#### [TASK GOAL]
Could you filter the data below down to the lines that hold the word "left"?

#### [DATASET CONTENT]
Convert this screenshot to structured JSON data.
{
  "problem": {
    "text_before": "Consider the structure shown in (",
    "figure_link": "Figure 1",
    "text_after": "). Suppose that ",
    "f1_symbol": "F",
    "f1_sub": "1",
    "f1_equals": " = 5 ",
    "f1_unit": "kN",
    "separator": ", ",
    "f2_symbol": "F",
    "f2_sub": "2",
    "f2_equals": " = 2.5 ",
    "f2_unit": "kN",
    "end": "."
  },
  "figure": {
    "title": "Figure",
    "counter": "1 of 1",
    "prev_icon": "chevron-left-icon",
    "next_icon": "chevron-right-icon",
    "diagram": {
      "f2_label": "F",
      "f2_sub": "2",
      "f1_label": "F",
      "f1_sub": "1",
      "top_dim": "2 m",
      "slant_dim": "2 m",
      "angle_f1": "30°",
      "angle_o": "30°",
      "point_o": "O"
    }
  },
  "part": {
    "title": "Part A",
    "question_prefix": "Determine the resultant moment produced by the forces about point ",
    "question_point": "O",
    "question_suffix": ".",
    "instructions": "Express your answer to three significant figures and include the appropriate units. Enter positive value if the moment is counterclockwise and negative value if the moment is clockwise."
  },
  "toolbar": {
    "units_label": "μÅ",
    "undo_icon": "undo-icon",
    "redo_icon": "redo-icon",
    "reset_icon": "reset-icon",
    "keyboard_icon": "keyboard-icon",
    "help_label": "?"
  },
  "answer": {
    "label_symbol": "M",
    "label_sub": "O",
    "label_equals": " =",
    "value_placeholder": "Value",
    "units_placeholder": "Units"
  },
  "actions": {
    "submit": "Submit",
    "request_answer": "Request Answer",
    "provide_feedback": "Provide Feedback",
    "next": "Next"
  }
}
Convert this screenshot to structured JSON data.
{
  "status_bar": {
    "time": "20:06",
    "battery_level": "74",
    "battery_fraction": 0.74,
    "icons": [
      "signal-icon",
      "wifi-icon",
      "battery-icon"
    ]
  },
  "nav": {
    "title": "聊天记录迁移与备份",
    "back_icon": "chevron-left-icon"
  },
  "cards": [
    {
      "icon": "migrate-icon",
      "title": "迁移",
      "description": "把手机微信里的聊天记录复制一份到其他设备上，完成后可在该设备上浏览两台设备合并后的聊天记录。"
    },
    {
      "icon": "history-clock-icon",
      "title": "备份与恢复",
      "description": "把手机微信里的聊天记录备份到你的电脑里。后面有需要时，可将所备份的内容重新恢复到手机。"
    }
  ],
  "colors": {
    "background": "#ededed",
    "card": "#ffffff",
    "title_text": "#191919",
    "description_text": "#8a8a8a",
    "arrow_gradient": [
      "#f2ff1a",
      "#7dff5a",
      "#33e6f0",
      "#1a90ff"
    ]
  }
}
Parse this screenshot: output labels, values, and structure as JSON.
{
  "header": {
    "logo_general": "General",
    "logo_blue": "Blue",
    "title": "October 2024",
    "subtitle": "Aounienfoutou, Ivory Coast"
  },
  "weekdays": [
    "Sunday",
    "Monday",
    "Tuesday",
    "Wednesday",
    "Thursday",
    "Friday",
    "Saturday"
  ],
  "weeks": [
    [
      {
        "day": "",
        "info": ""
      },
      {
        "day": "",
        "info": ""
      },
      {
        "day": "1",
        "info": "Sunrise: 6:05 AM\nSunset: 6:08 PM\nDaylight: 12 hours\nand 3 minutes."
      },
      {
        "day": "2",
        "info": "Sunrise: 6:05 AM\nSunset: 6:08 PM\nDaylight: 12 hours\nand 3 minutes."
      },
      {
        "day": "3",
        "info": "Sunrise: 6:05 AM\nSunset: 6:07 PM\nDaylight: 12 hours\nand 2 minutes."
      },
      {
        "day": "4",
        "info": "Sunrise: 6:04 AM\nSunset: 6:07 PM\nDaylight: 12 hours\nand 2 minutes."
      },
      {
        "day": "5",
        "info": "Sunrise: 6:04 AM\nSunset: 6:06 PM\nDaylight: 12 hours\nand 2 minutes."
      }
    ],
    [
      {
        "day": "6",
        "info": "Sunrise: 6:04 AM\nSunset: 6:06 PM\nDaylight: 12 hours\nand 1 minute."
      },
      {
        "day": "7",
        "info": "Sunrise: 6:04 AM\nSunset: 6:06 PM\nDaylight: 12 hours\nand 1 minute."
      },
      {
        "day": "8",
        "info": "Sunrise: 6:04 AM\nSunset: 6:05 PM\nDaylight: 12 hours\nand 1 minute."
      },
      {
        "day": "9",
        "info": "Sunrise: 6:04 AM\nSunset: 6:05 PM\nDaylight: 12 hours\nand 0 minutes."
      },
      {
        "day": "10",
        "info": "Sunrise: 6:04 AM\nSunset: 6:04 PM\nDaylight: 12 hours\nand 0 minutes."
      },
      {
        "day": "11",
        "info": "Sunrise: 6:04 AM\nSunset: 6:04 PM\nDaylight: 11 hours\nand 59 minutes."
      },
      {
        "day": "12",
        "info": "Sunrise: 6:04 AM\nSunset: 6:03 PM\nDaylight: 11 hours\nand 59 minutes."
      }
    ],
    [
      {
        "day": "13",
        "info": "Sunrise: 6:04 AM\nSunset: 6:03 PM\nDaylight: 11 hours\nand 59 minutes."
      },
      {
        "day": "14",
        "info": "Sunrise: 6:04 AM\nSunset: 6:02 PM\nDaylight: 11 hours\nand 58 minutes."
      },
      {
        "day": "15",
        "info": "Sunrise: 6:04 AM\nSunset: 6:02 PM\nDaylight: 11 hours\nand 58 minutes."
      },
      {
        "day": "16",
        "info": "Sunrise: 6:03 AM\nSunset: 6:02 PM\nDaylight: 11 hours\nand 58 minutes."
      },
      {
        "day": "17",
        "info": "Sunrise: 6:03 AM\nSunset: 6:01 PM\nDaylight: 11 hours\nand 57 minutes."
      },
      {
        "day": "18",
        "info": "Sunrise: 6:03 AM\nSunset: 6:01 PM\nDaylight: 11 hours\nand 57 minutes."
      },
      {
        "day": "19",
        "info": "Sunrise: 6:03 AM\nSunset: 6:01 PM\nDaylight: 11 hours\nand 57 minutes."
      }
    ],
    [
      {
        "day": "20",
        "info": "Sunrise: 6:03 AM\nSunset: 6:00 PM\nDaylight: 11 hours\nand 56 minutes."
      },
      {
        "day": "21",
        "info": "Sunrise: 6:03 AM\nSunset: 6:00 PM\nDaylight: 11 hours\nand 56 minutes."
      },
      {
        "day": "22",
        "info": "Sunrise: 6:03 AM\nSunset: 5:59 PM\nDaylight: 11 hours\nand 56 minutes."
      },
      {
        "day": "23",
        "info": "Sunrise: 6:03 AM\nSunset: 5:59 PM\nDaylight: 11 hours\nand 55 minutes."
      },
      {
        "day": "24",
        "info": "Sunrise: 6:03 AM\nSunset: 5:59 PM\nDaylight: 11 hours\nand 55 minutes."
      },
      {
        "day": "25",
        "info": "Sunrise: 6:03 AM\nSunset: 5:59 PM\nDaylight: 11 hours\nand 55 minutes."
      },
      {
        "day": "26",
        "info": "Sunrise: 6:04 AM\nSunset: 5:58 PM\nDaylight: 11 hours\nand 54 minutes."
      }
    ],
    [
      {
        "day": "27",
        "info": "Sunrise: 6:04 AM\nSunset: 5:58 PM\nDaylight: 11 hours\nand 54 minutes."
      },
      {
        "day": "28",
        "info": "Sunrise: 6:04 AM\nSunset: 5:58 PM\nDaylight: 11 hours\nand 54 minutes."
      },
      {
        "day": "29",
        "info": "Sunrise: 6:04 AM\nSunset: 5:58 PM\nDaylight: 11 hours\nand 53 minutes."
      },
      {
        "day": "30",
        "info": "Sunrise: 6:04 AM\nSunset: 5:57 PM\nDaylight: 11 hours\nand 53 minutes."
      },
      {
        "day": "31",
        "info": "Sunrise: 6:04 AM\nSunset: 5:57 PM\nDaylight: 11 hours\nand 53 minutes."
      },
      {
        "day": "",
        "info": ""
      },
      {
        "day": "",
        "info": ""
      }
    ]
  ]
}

#### [SOLUTION FOR THIS TASK]
    "prev_icon": "chevron-left-icon",
    "back_icon": "chevron-left-icon"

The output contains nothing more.